→ WHAT TO DO: What you print must match the data line for line.

→ Excerpts from an interface dataset:

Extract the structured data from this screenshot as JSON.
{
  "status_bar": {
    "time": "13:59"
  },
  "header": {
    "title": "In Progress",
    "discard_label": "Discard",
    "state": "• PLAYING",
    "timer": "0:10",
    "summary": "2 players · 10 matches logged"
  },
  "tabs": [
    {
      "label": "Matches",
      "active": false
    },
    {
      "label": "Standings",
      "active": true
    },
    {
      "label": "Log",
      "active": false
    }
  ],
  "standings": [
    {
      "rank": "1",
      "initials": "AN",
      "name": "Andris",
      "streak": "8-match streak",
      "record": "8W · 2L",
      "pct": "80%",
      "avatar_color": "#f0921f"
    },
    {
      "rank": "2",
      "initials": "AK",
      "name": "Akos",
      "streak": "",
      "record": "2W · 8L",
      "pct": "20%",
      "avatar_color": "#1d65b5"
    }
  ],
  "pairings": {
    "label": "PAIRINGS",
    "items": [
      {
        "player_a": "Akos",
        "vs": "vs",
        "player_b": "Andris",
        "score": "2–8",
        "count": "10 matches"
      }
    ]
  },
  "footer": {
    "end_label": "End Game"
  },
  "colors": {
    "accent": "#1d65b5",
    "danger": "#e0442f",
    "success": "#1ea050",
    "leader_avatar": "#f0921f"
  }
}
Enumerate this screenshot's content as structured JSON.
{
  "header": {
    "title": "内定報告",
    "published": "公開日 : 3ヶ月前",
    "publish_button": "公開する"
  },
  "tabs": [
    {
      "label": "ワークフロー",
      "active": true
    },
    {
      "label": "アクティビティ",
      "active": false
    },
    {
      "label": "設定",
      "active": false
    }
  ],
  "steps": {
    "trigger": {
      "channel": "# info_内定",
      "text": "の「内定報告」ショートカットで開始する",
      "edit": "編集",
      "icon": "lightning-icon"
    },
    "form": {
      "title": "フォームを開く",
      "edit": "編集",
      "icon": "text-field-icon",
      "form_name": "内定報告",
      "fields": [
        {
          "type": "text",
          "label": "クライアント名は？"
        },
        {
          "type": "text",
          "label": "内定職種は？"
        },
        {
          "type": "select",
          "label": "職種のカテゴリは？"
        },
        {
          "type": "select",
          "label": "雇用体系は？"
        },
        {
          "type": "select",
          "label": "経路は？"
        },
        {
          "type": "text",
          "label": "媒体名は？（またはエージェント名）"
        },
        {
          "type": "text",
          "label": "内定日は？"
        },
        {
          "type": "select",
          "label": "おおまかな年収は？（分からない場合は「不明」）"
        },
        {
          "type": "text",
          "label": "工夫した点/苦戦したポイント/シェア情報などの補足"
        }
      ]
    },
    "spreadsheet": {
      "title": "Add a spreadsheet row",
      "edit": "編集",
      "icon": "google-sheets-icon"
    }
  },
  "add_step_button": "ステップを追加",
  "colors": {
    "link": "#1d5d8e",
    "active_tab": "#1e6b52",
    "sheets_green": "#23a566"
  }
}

→ SOLUTION:
Extract the structured data from this screenshot as JSON.
{
  "status_bar": {
    "time": "13:59"
  },
  "header": {
    "title": "In Progress",
    "discard_label": "Discard",
    "state": "• PLAYING",
    "timer": "0:10",
    "summary": "2 players · 10 matches logged"
  },
  "tabs": [
    {
      "label": "Matches",
      "active": false
    },
    {
      "label": "Standings",
      "active": true
    },
    {
      "label": "Log",
      "active": false
    }
  ],
  "standings": [
    {
      "rank": "1",
      "initials": "AN",
      "name": "Andris",
      "streak": "8-match streak",
      "record": "8W · 2L",
      "pct": "80%",
      "avatar_color": "#f0921f"
    },
    {
      "rank": "2",
      "initials": "AK",
      "name": "Akos",
      "streak": "",
      "record": "2W · 8L",
      "pct": "20%",
      "avatar_color": "#1d65b5"
    }
  ],
  "pairings": {
    "label": "PAIRINGS",
    "items": [
      {
        "player_a": "Akos",
        "vs": "vs",
        "player_b": "Andris",
        "score": "2–8",
        "count": "10 matches"
      }
    ]
  },
  "footer": {
    "end_label": "End Game"
  },
  "colors": {
    "accent": "#1d65b5",
    "danger": "#e0442f",
    "success": "#1ea050",
    "leader_avatar": "#f0921f"
  }
}
Enumerate this screenshot's content as structured JSON.
{
  "header": {
    "title": "内定報告",
    "published": "公開日 : 3ヶ月前",
    "publish_button": "公開する"
  },
  "tabs": [
    {
      "label": "ワークフロー",
      "active": true
    },
    {
      "label": "アクティビティ",
      "active": false
    },
    {
      "label": "設定",
      "active": false
    }
  ],
  "steps": {
    "trigger": {
      "channel": "# info_内定",
      "text": "の「内定報告」ショートカットで開始する",
      "edit": "編集",
      "icon": "lightning-icon"
    },
    "form": {
      "title": "フォームを開く",
      "edit": "編集",
      "icon": "text-field-icon",
      "form_name": "内定報告",
      "fields": [
        {
          "type": "text",
          "label": "クライアント名は？"
        },
        {
          "type": "text",
          "label": "内定職種は？"
        },
        {
          "type": "select",
          "label": "職種のカテゴリは？"
        },
        {
          "type": "select",
          "label": "雇用体系は？"
        },
        {
          "type": "select",
          "label": "経路は？"
        },
        {
          "type": "text",
          "label": "媒体名は？（またはエージェント名）"
        },
        {
          "type": "text",
          "label": "内定日は？"
        },
        {
          "type": "select",
          "label": "おおまかな年収は？（分からない場合は「不明」）"
        },
        {
          "type": "text",
          "label": "工夫した点/苦戦したポイント/シェア情報などの補足"
        }
      ]
    },
    "spreadsheet": {
      "title": "Add a spreadsheet row",
      "edit": "編集",
      "icon": "google-sheets-icon"
    }
  },
  "add_step_button": "ステップを追加",
  "colors": {
    "link": "#1d5d8e",
    "active_tab": "#1e6b52",
    "sheets_green": "#23a566"
  }
}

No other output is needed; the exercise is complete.